### TASK STATEMENT
Filter the listing below down to the lines containing the word "title".

### SUPPLIED DATA

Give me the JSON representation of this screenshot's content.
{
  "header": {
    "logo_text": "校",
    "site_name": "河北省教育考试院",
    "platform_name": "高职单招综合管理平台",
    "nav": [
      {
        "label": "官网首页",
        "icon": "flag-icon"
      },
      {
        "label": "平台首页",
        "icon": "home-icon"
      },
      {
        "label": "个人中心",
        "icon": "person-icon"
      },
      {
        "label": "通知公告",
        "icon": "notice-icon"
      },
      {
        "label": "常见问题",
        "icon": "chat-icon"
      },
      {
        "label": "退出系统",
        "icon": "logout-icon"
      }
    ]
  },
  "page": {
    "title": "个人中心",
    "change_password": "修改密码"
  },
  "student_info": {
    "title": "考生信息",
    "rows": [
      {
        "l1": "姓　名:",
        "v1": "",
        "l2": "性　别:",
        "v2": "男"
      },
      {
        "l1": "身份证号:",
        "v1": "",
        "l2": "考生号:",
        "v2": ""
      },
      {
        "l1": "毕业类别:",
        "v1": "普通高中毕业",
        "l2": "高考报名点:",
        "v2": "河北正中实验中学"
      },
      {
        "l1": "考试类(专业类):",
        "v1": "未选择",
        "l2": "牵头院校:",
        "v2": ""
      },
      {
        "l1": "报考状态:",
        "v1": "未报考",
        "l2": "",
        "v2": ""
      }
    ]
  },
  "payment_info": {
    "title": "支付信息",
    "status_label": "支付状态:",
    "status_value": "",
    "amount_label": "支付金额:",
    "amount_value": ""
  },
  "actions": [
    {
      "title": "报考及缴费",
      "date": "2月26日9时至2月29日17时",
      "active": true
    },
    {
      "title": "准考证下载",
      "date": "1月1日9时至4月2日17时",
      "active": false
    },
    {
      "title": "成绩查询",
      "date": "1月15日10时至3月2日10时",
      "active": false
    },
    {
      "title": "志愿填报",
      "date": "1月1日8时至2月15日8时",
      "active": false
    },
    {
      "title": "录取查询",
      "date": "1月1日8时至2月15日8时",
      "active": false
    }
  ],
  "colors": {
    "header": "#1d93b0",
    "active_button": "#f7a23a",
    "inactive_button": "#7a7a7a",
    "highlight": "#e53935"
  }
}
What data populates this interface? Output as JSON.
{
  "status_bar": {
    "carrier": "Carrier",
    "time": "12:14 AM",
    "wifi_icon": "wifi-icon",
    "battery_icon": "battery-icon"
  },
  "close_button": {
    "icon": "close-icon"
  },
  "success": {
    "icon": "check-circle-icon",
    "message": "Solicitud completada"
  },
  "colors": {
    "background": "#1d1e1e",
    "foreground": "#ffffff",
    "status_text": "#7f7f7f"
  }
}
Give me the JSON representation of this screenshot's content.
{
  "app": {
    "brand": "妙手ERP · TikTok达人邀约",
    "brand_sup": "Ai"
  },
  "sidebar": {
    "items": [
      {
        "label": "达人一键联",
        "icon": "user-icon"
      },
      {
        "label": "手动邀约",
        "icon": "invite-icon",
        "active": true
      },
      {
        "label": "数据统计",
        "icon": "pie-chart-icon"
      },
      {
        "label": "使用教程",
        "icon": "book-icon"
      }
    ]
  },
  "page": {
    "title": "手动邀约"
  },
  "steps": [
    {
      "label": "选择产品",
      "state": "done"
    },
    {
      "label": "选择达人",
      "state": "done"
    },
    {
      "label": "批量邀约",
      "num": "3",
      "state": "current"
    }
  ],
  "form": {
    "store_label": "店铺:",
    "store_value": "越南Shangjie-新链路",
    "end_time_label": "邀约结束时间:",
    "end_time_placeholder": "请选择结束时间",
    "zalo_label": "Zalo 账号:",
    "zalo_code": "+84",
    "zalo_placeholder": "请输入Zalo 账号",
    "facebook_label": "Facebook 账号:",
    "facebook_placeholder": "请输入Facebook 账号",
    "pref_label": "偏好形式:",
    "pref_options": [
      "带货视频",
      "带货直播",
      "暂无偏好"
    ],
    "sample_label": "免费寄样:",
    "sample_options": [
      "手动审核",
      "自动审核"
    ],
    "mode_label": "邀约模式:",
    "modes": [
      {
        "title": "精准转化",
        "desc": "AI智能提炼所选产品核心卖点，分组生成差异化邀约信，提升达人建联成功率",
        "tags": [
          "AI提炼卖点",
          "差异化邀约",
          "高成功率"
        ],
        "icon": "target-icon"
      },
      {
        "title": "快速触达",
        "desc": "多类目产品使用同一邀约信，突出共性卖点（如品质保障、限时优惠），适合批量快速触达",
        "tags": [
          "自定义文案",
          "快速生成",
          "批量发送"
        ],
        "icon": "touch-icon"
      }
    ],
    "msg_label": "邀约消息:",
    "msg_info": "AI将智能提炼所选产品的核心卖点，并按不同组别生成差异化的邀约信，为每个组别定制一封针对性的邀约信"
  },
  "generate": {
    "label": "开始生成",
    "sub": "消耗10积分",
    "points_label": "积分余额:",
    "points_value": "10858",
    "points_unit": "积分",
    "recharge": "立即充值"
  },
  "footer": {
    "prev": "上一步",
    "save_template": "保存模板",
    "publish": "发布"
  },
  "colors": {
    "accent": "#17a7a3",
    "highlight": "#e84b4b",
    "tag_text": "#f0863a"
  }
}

### OUTPUT
    "title": "个人中心",
    "title": "考生信息",
    "title": "支付信息",
      "title": "报考及缴费",
      "title": "准考证下载",
      "title": "成绩查询",
      "title": "志愿填报",
      "title": "录取查询",
    "title": "手动邀约"
        "title": "精准转化",
        "title": "快速触达",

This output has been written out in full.